Chen Chen, a pediatrician with specialty in neurology at Xiangya Hospital of Central South University, said that she often discusses about the coronavirus at home with her six-year-old son Danny and let him understand what's going on. She also teaches him to develop the habits of wearing masks and washing hands carefully with sanitizers, so that the kid knows how to protect himself from getting infected.
Besides, she said the parents should spend some quality time with their children and keep them busy with some interesting activities. For example, she has done a lot of handcrafts with her son during the time, which Danny has enjoyed a lot.
Dr. Chen's experience was echoed by Krista Winward, a high school counselor in the U.S. and a mother of two young girls. She has arranged a series of colorful activities for her daughters, including painting, making handcrafts, baking bread, reading and hiking.
"They have learned things they don't normally have time to learn, like baking bread," she said.
Yang Weihan, an educator based in southwestern China and father of a six-year-old boy, said he's also encouraged his son to follow his interests, such as painting pictures of superheroes he's seen in U.S. movies.
"For parents, you need to be like kids, think like kids, and do things with them like kids," he noted.
Challenges and benefits
For almost all kids, online classes have become the new norm.
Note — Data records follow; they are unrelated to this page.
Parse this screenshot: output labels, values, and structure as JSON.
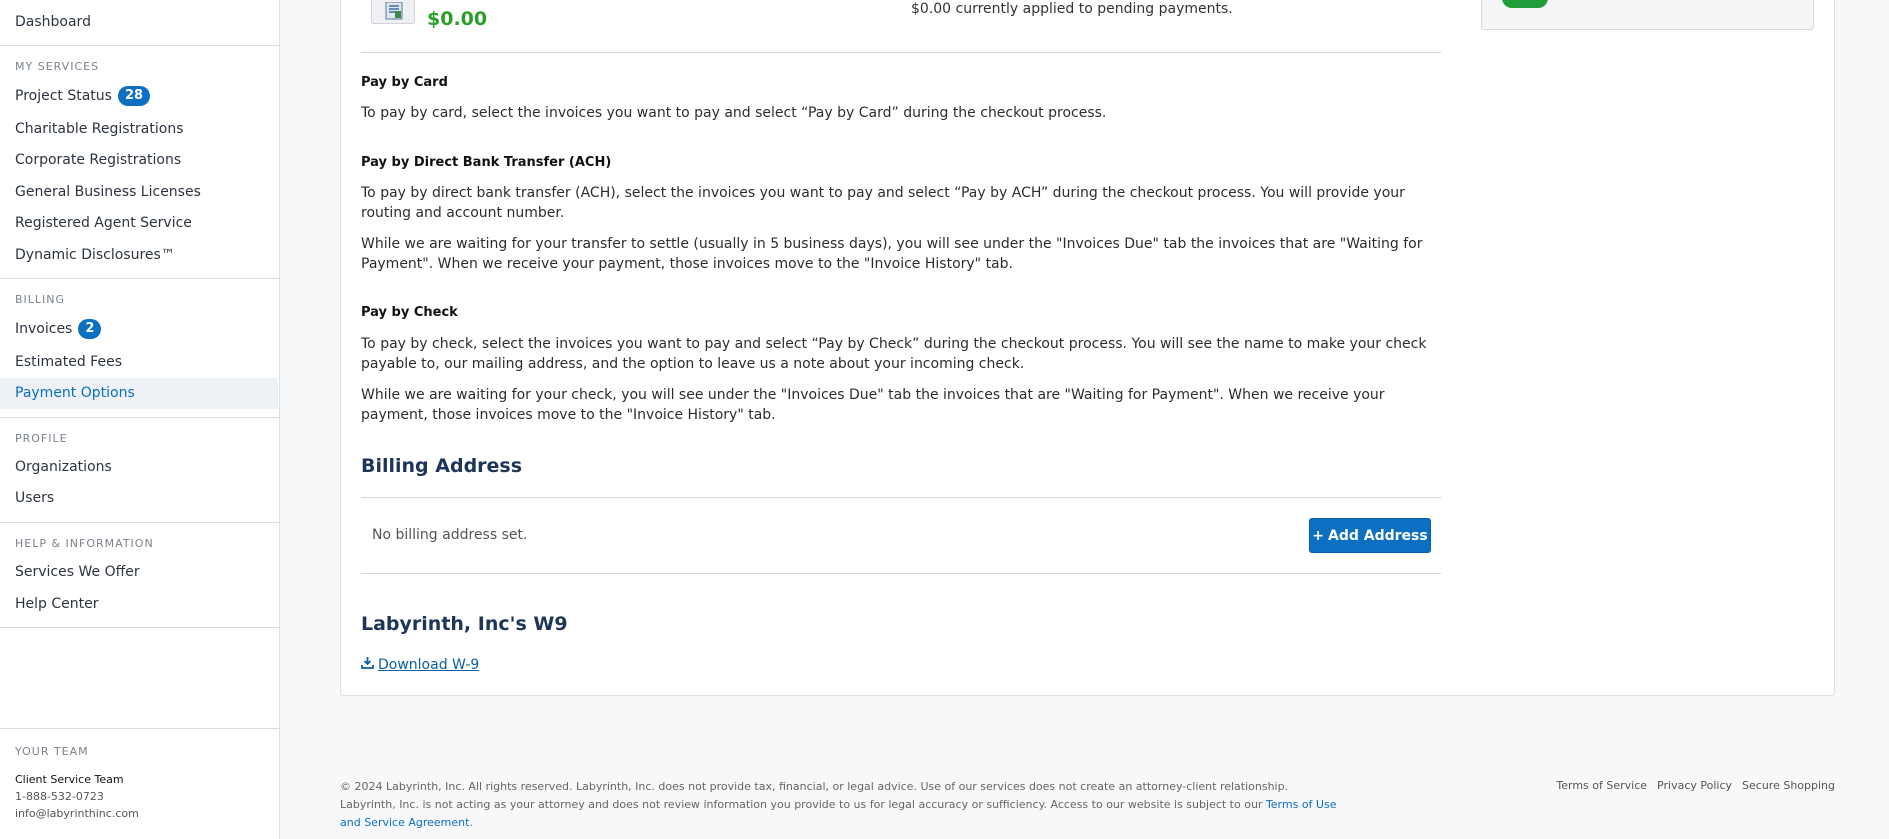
{
  "sidebar": {
    "dashboard": "Dashboard",
    "my_services": {
      "heading": "MY SERVICES",
      "items": [
        {
          "label": "Project Status",
          "badge": "28"
        },
        {
          "label": "Charitable Registrations"
        },
        {
          "label": "Corporate Registrations"
        },
        {
          "label": "General Business Licenses"
        },
        {
          "label": "Registered Agent Service"
        },
        {
          "label": "Dynamic Disclosures™"
        }
      ]
    },
    "billing": {
      "heading": "BILLING",
      "items": [
        {
          "label": "Invoices",
          "badge": "2"
        },
        {
          "label": "Estimated Fees"
        },
        {
          "label": "Payment Options",
          "active": true
        }
      ]
    },
    "profile": {
      "heading": "PROFILE",
      "items": [
        {
          "label": "Organizations"
        },
        {
          "label": "Users"
        }
      ]
    },
    "help": {
      "heading": "HELP & INFORMATION",
      "items": [
        {
          "label": "Services We Offer"
        },
        {
          "label": "Help Center"
        }
      ]
    },
    "team": {
      "heading": "YOUR TEAM",
      "name": "Client Service Team",
      "phone": "1-888-532-0723",
      "email": "info@labyrinthinc.com"
    }
  },
  "main": {
    "credit_amount": "$0.00",
    "pending_text": "$0.00 currently applied to pending payments.",
    "pay_by_card": {
      "title": "Pay by Card",
      "text": "To pay by card, select the invoices you want to pay and select “Pay by Card” during the checkout process."
    },
    "pay_by_ach": {
      "title": "Pay by Direct Bank Transfer (ACH)",
      "text1": "To pay by direct bank transfer (ACH), select the invoices you want to pay and select “Pay by ACH” during the checkout process. You will provide your routing and account number.",
      "text2": "While we are waiting for your transfer to settle (usually in 5 business days), you will see under the \"Invoices Due\" tab the invoices that are \"Waiting for Payment\". When we receive your payment, those invoices move to the \"Invoice History\" tab."
    },
    "pay_by_check": {
      "title": "Pay by Check",
      "text1": "To pay by check, select the invoices you want to pay and select “Pay by Check” during the checkout process. You will see the name to make your check payable to, our mailing address, and the option to leave us a note about your incoming check.",
      "text2": "While we are waiting for your check, you will see under the \"Invoices Due\" tab the invoices that are \"Waiting for Payment\". When we receive your payment, those invoices move to the \"Invoice History\" tab."
    },
    "billing_address": {
      "title": "Billing Address",
      "empty_text": "No billing address set.",
      "add_button": "Add Address"
    },
    "w9": {
      "title": "Labyrinth, Inc's W9",
      "download_link": "Download W-9"
    }
  },
  "footer": {
    "legal_text": "© 2024 Labyrinth, Inc. All rights reserved. Labyrinth, Inc. does not provide tax, financial, or legal advice. Use of our services does not create an attorney-client relationship. Labyrinth, Inc. is not acting as your attorney and does not review information you provide to us for legal accuracy or sufficiency. Access to our website is subject to our",
    "terms_link": "Terms of Use and Service Agreement",
    "links": [
      "Terms of Service",
      "Privacy Policy",
      "Secure Shopping"
    ]
  },
  "colors": {
    "accent": "#0b6fc2",
    "success": "#2a9d2a",
    "heading": "#1d3557"
  }
}
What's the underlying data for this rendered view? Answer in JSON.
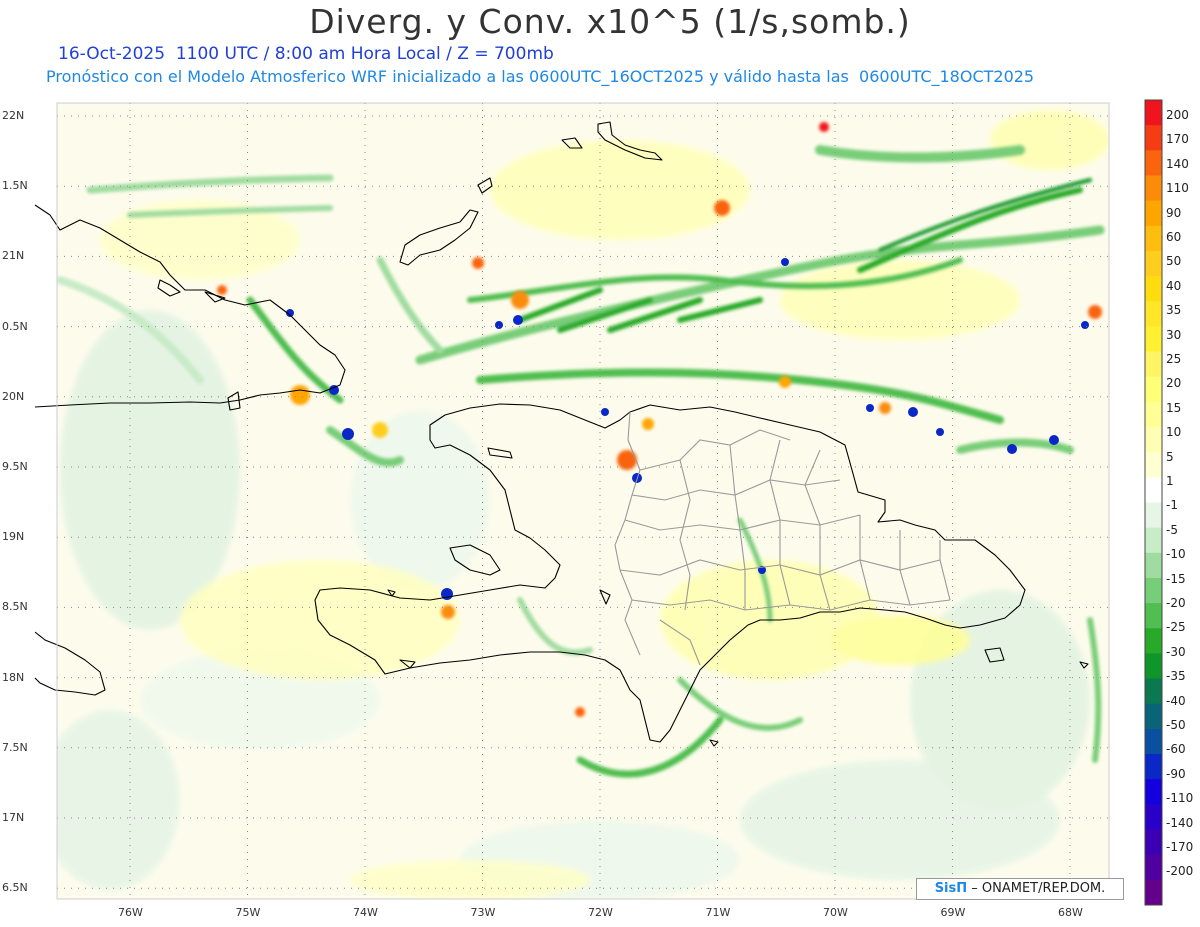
{
  "title": "Diverg. y Conv. x10^5 (1/s,somb.)",
  "subtitle_time": "16-Oct-2025  1100 UTC / 8:00 am Hora Local / Z = 700mb",
  "subtitle_model": "Pronóstico con el Modelo Atmosferico WRF inicializado a las 0600UTC_16OCT2025 y válido hasta las  0600UTC_18OCT2025",
  "credit": {
    "brand": "SisΠ",
    "text": "– ONAMET/REP.DOM."
  },
  "lat_labels": [
    "22N",
    "1.5N",
    "21N",
    "0.5N",
    "20N",
    "9.5N",
    "19N",
    "8.5N",
    "18N",
    "7.5N",
    "17N",
    "6.5N"
  ],
  "lon_labels": [
    "76W",
    "75W",
    "74W",
    "73W",
    "72W",
    "71W",
    "70W",
    "69W",
    "68W"
  ],
  "colorbar": {
    "labels": [
      "200",
      "170",
      "140",
      "110",
      "90",
      "60",
      "50",
      "40",
      "35",
      "30",
      "25",
      "20",
      "15",
      "10",
      "5",
      "1",
      "-1",
      "-5",
      "-10",
      "-15",
      "-20",
      "-25",
      "-30",
      "-35",
      "-40",
      "-50",
      "-60",
      "-90",
      "-110",
      "-140",
      "-170",
      "-200"
    ],
    "colors": [
      "#f0141e",
      "#f53c14",
      "#fa640f",
      "#fa8c0a",
      "#ffa500",
      "#ffbe0f",
      "#ffcd1e",
      "#ffdc0f",
      "#ffe628",
      "#fff032",
      "#fff564",
      "#ffff78",
      "#ffff96",
      "#ffffb4",
      "#ffffd2",
      "#ffffff",
      "#e6f5e6",
      "#c8ebc8",
      "#a0dca0",
      "#78cd78",
      "#50be50",
      "#28aa28",
      "#0f9628",
      "#0a7850",
      "#0a6478",
      "#0a50a0",
      "#0a28c8",
      "#1400dc",
      "#2800c8",
      "#3c00b4",
      "#5000a0",
      "#64008c"
    ]
  },
  "map_colors": {
    "background": "#ffffff",
    "grid": "#888888",
    "coast": "#000000",
    "border": "#9a9a9a",
    "frame": "#ffffff"
  }
}
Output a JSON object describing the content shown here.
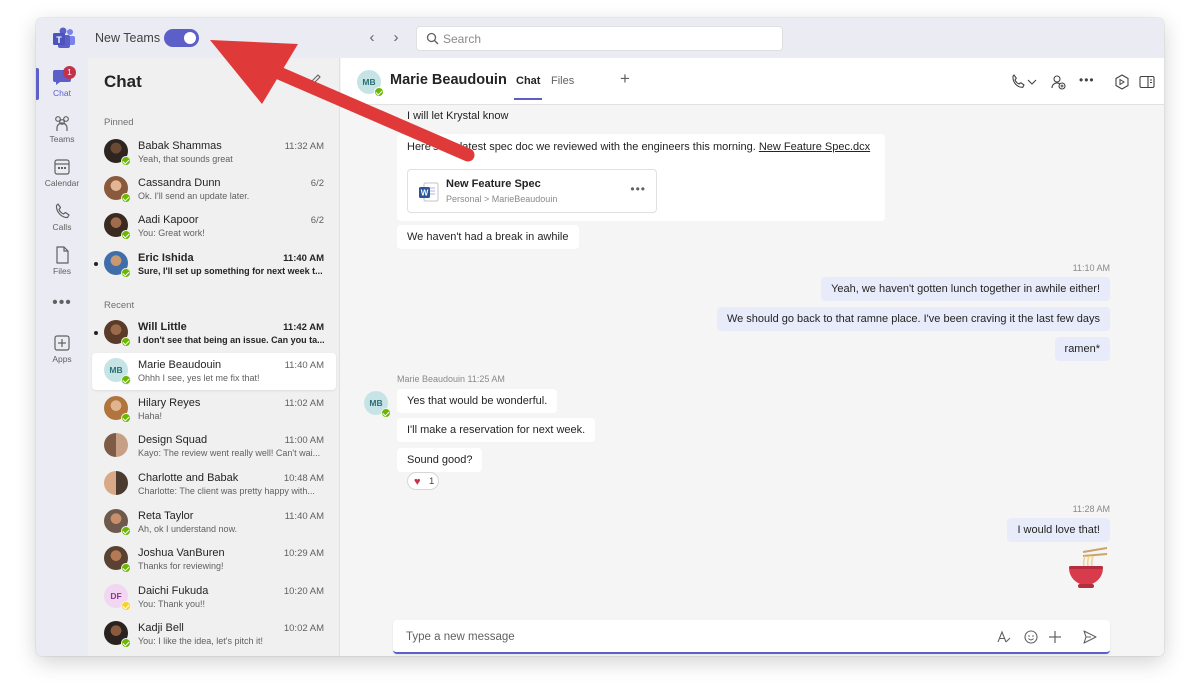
{
  "titlebar": {
    "new_teams_label": "New Teams",
    "new_teams_enabled": true,
    "search_placeholder": "Search"
  },
  "rail": {
    "items": [
      {
        "label": "Chat",
        "icon": "chat-icon",
        "badge": "1",
        "active": true
      },
      {
        "label": "Teams",
        "icon": "teams-icon"
      },
      {
        "label": "Calendar",
        "icon": "calendar-icon"
      },
      {
        "label": "Calls",
        "icon": "phone-icon"
      },
      {
        "label": "Files",
        "icon": "file-icon"
      },
      {
        "label": "Apps",
        "icon": "apps-icon"
      }
    ],
    "more": "•••"
  },
  "chatlist": {
    "title": "Chat",
    "pinned_label": "Pinned",
    "recent_label": "Recent",
    "pinned": [
      {
        "name": "Babak Shammas",
        "time": "11:32 AM",
        "preview": "Yeah, that sounds great",
        "unread": false,
        "presence": "available"
      },
      {
        "name": "Cassandra Dunn",
        "time": "6/2",
        "preview": "Ok. I'll send an update later.",
        "unread": false,
        "presence": "available"
      },
      {
        "name": "Aadi Kapoor",
        "time": "6/2",
        "preview": "You: Great work!",
        "unread": false,
        "presence": "available"
      },
      {
        "name": "Eric Ishida",
        "time": "11:40 AM",
        "preview": "Sure, I'll set up something for next week t...",
        "unread": true,
        "presence": "available"
      }
    ],
    "recent": [
      {
        "name": "Will Little",
        "time": "11:42 AM",
        "preview": "I don't see that being an issue. Can you ta...",
        "unread": true,
        "presence": "available"
      },
      {
        "name": "Marie Beaudouin",
        "time": "11:40 AM",
        "preview": "Ohhh I see, yes let me fix that!",
        "unread": false,
        "selected": true,
        "initials": "MB",
        "presence": "available"
      },
      {
        "name": "Hilary Reyes",
        "time": "11:02 AM",
        "preview": "Haha!",
        "unread": false,
        "presence": "available"
      },
      {
        "name": "Design Squad",
        "time": "11:00 AM",
        "preview": "Kayo: The review went really well! Can't wai...",
        "unread": false,
        "presence": "none"
      },
      {
        "name": "Charlotte and Babak",
        "time": "10:48 AM",
        "preview": "Charlotte: The client was pretty happy with...",
        "unread": false,
        "presence": "none"
      },
      {
        "name": "Reta Taylor",
        "time": "11:40 AM",
        "preview": "Ah, ok I understand now.",
        "unread": false,
        "presence": "available"
      },
      {
        "name": "Joshua VanBuren",
        "time": "10:29 AM",
        "preview": "Thanks for reviewing!",
        "unread": false,
        "presence": "available"
      },
      {
        "name": "Daichi Fukuda",
        "time": "10:20 AM",
        "preview": "You: Thank you!!",
        "unread": false,
        "initials": "DF",
        "presence": "away"
      },
      {
        "name": "Kadji Bell",
        "time": "10:02 AM",
        "preview": "You: I like the idea, let's pitch it!",
        "unread": false,
        "presence": "available"
      }
    ]
  },
  "conversation": {
    "contact_name": "Marie Beaudouin",
    "contact_initials": "MB",
    "tabs": [
      {
        "label": "Chat",
        "active": true
      },
      {
        "label": "Files",
        "active": false
      }
    ],
    "add_tab": "+",
    "messages": {
      "m1": "I will let Krystal know",
      "m2_prefix": "Here's the latest spec doc we reviewed with the engineers this morning.",
      "m2_link": "New Feature Spec.dcx",
      "file_name": "New Feature Spec",
      "file_path": "Personal > MarieBeaudouin",
      "file_more": "•••",
      "m3": "We haven't had a break in awhile",
      "ts1": "11:10 AM",
      "m4": "Yeah, we haven't gotten lunch together in awhile either!",
      "m5": "We should go back to that ramne place. I've been craving it the last few days",
      "m6": "ramen*",
      "sender_meta": "Marie Beaudouin  11:25 AM",
      "m7": "Yes that would be wonderful.",
      "m8": "I'll make a reservation for next week.",
      "m9": "Sound good?",
      "reaction_count": "1",
      "reaction_icon": "heart-icon",
      "ts2": "11:28 AM",
      "m10": "I would love that!",
      "sticker": "ramen-bowl-icon"
    },
    "compose_placeholder": "Type a new message"
  },
  "colors": {
    "brand": "#5b5fc7",
    "my_bubble": "#e8ebfa",
    "presence_available": "#6bb700",
    "presence_away": "#f8d22a",
    "annotation_arrow": "#e0393a",
    "badge": "#c4314b"
  }
}
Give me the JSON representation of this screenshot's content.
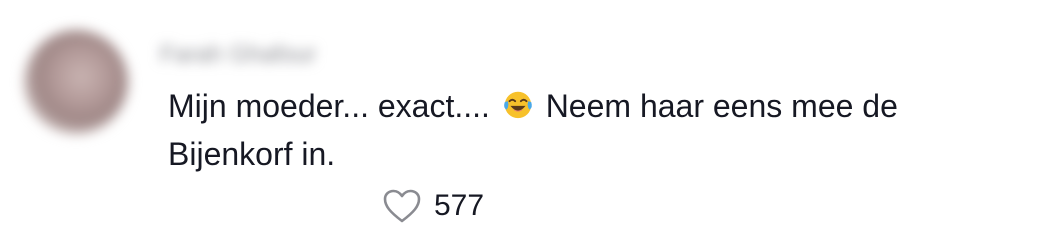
{
  "comment": {
    "username": "Farah Ghafour",
    "text_before_emoji": "Mijn moeder... exact.... ",
    "emoji": "laughing-tears-emoji",
    "text_after_emoji": " Neem haar eens mee de Bijenkorf in.",
    "likes": "577"
  },
  "icons": {
    "like": "heart-outline-icon"
  },
  "colors": {
    "text": "#161823",
    "muted": "#8a8b91",
    "icon": "#8a8b91",
    "emoji_face": "#f7c12b"
  }
}
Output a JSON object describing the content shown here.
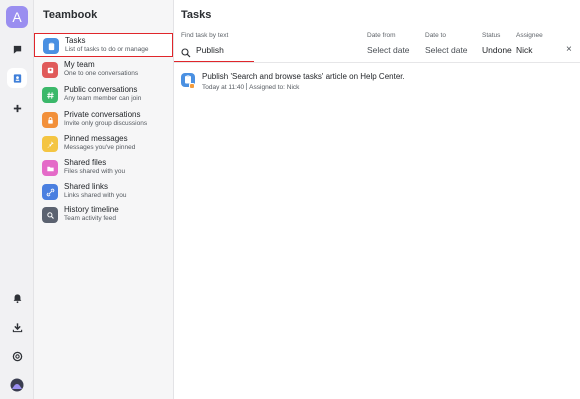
{
  "workspace": {
    "avatar_letter": "A",
    "avatar_color": "#9a8ef0"
  },
  "rail": {
    "items": [
      {
        "icon": "chat-icon"
      },
      {
        "icon": "teambook-icon",
        "active": true
      },
      {
        "icon": "plus-icon"
      },
      {
        "icon": "bell-icon"
      },
      {
        "icon": "download-icon"
      },
      {
        "icon": "help-icon"
      },
      {
        "icon": "user-avatar-icon"
      }
    ]
  },
  "sidebar": {
    "title": "Teambook",
    "items": [
      {
        "label": "Tasks",
        "sub": "List of tasks to do or manage",
        "color": "#4a90e2",
        "icon": "clipboard-icon",
        "selected": true
      },
      {
        "label": "My team",
        "sub": "One to one conversations",
        "color": "#e05a5a",
        "icon": "team-icon"
      },
      {
        "label": "Public conversations",
        "sub": "Any team member can join",
        "color": "#3bb86a",
        "icon": "hash-icon"
      },
      {
        "label": "Private conversations",
        "sub": "Invite only group discussions",
        "color": "#f2903a",
        "icon": "lock-icon"
      },
      {
        "label": "Pinned messages",
        "sub": "Messages you've pinned",
        "color": "#f4c542",
        "icon": "pin-icon"
      },
      {
        "label": "Shared files",
        "sub": "Files shared with you",
        "color": "#e46ac8",
        "icon": "folder-icon"
      },
      {
        "label": "Shared links",
        "sub": "Links shared with you",
        "color": "#4a7fe0",
        "icon": "link-icon"
      },
      {
        "label": "History timeline",
        "sub": "Team activity feed",
        "color": "#5b6270",
        "icon": "search-history-icon"
      }
    ]
  },
  "main": {
    "title": "Tasks",
    "filters": {
      "search_label": "Find task by text",
      "search_value": "Publish",
      "date_from_label": "Date from",
      "date_from_value": "Select date",
      "date_to_label": "Date to",
      "date_to_value": "Select date",
      "status_label": "Status",
      "status_value": "Undone",
      "assignee_label": "Assignee",
      "assignee_value": "Nick",
      "clear": "×"
    },
    "tasks": [
      {
        "title": "Publish 'Search and browse tasks' article on Help Center.",
        "time": "Today at 11:40",
        "assigned": "Assigned to: Nick"
      }
    ]
  },
  "colors": {
    "accent": "#e0262b",
    "link_blue": "#4a90e2"
  }
}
Andrew Bao, an eight-year-old boy based in Canada, said the biggest challenge is figuring out how to organize his workload, especially since it's easy to wander and get distracted while taking classes online.
Mrs. Winward's niece Sadie, an 11-year-old girl, said learning online is harder than in school because there are no teachers and classmates to help when she encounters a problem.
But the kids also see benefits of online education.
Andrew said it's been a good way to learn more about the internet and get used to it, since much of the future of work will involve technology.
Athena, an 11-year-old Chinese girl, said she prefers to learn online independently because she can go at her own pace and she progresses faster than the majority of her classmates. Besides, learning online allows her to re-watch the video classes any time she wants. "When you learn physically, the teacher usually only explains it once," she noted.
Precious bonding time
Although the coronavirus has disrupted a large part of the normal life, parents and children said they've found opportunities to spend quality time together.
Starting from mid-March, the Winward's has been under home isolation for 12 weeks. But Mrs. Winward called the time "a blessing" for her family.
"Our lives are so busy with so many things, so now we're able to slow down and spend time together with the family, and focus on what's important. It's been a gift in my family. I think it even changed how I look at things," she said. Athena's father Yitwah Cheung, a math professor at Tsinghua University, said the time has allowed him to be more engaged in their daily lives.
Yang Weihan agreed. "For me, it's a once in a lifetime chance to be with my kid for such a long time. I enjoy it, most of the time," he said.